North Korea has invested in capabilities to successfully carry out cyberattacks. In 2016, the country was allegedly able to breach the cyber command set up by South Korea. It has conducted similar cyberattacks on South Korean government agencies and organizations in the past.

The current US administration has announced that North Korea was directly involved and perhaps orchestrated the WannaCry ransomware attack of 2017. In an op-ed for the Wall Street Journal, Tom Bossert, homeland security adviser to Donald Trump wrote, “The attack was widespread and cost billions, and North Korea is directly responsible.”

“We do not make this allegation lightly,” he wrote. “It is based on evidence. We are not alone with our findings, either. Other governments and private companies agree. The United Kingdom attributes the attack to North Korea, and Microsoft traced the attack to cyber affiliates of the North Korean government.”

Bossert added, North Korea has acted especially badly, largely unchecked, for more than a decade, and its malicious behavior is growing more egregious.”

This isn’t the first time a government has accused North Korea of having conducted the cyberattack. In November, the UK government laid out similar accusations and noted that it was “all but certain” that North Korea was behind WannaCry. The Lazarus Group, which had carried out the attack was allegedly working on the behest of the North Korean regime.

In 2017, North Korea was hit with sanctions directed at choking its economy. The UN had issued these sanctions as the isolated regime continued to carry out nuclear tests and launched 23 missiles. A South Korean government official in October 2017 also accused North Korea of breaching South Korean systems and stealing sensitive military secrets.

North Korea has yet to respond to the allegations laid out by the US administration.

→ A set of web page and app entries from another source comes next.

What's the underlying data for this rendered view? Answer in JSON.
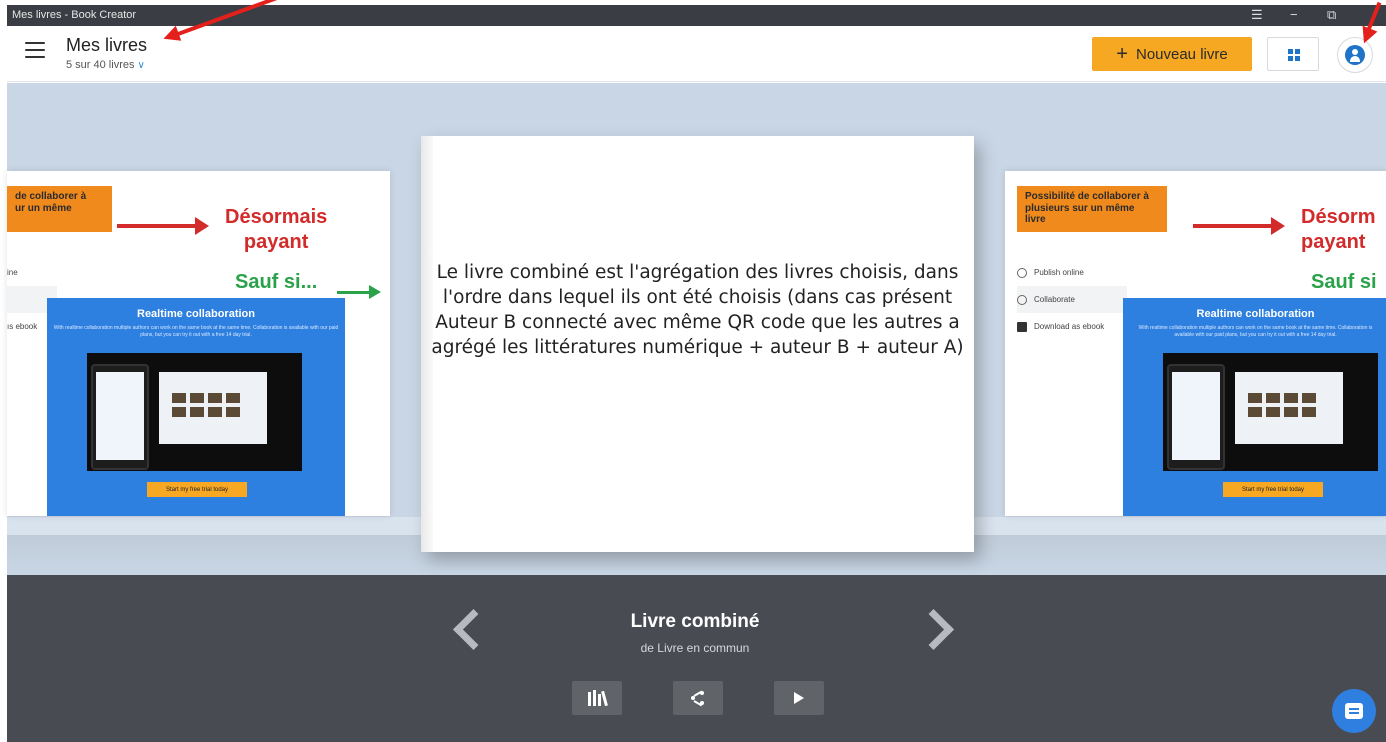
{
  "window": {
    "title": "Mes livres - Book Creator",
    "controls": [
      "☰",
      "−",
      "⧉",
      "✕"
    ]
  },
  "header": {
    "title": "Mes livres",
    "subtitle": "5 sur 40 livres",
    "new_button": "Nouveau livre"
  },
  "left_book": {
    "orange_text": "de collaborer à\nur un même",
    "red_text": "Désormais\npayant",
    "green_text": "Sauf si...",
    "menu": [
      "ine",
      "",
      "ıs ebook"
    ]
  },
  "right_book": {
    "orange_text": "Possibilité de collaborer à\nplusieurs sur un même\nlivre",
    "red_text": "Désorm\npayant",
    "green_text": "Sauf si",
    "menu": [
      "Publish online",
      "Collaborate",
      "Download as ebook"
    ]
  },
  "promo": {
    "heading": "Realtime collaboration",
    "text": "With realtime collaboration multiple authors can work on the same book at the same time. Collaboration is available with our paid plans, but you can try it out with a free 14 day trial.",
    "cta": "Start my free trial today"
  },
  "center_book": {
    "text": "Le livre combiné est l'agrégation des livres choisis, dans l'ordre dans lequel ils ont été choisis (dans cas présent Auteur B connecté avec même QR code que les autres a agrégé les littératures numérique + auteur B + auteur A)"
  },
  "current_book": {
    "title": "Livre combiné",
    "author": "de Livre en commun"
  },
  "colors": {
    "accent": "#f7a823",
    "brand_blue": "#1f73c9",
    "annotation_red": "#e3201b"
  },
  "icons": [
    "menu-icon",
    "chevron-down-icon",
    "plus-icon",
    "grid-view-icon",
    "user-icon",
    "chevron-left-icon",
    "chevron-right-icon",
    "library-icon",
    "share-icon",
    "play-icon",
    "chat-icon"
  ]
}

Our assessment is that if North Korea is behind the WannaCry attack, then it would be an indication on how the North Korean government has been able to sustain itself despite sanctions. This also indicates that the nature of war in the 21st century has completely changed. Nation states no longer have to carry out sustained military campaigns in order to inflict damage on enemy states. The WannaCry attack hit more than 300,000 computers in 150 nations, causing billions of dollars of damage. Governments and law enforcement agencies must prepare for a new reality where cyber attacks pose a threat to not only individuals but also the sovereignty of nations.